*Work instructions:* Filter the listing and keep only the lines with the word "pinterest".

· · · ·

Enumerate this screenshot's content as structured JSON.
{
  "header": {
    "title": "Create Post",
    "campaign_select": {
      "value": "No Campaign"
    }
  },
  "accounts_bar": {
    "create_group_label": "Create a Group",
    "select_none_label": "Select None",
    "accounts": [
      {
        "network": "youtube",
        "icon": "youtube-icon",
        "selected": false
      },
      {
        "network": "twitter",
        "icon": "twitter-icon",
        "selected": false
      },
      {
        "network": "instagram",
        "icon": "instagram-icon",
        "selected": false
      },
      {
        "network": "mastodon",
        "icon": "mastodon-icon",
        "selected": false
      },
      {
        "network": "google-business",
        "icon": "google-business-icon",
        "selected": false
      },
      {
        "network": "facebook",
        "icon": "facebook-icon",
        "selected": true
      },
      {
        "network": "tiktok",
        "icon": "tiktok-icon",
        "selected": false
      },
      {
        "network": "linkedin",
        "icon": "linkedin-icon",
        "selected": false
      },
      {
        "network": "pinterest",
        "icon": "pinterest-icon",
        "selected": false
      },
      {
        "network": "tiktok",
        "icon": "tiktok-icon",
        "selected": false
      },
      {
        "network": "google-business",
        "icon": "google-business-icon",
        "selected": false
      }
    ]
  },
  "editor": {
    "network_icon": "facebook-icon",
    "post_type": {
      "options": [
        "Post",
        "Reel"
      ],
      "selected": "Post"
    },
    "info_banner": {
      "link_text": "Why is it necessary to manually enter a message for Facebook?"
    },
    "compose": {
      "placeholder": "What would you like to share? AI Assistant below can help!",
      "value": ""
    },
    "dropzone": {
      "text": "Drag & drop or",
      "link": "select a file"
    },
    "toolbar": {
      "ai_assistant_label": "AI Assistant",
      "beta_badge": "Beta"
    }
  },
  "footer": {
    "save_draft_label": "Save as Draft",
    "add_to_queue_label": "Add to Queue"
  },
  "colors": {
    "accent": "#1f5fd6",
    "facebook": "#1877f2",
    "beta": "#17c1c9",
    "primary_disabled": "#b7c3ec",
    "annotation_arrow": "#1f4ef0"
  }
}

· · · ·

*Solution to this task:*
        "network": "pinterest",
        "icon": "pinterest-icon",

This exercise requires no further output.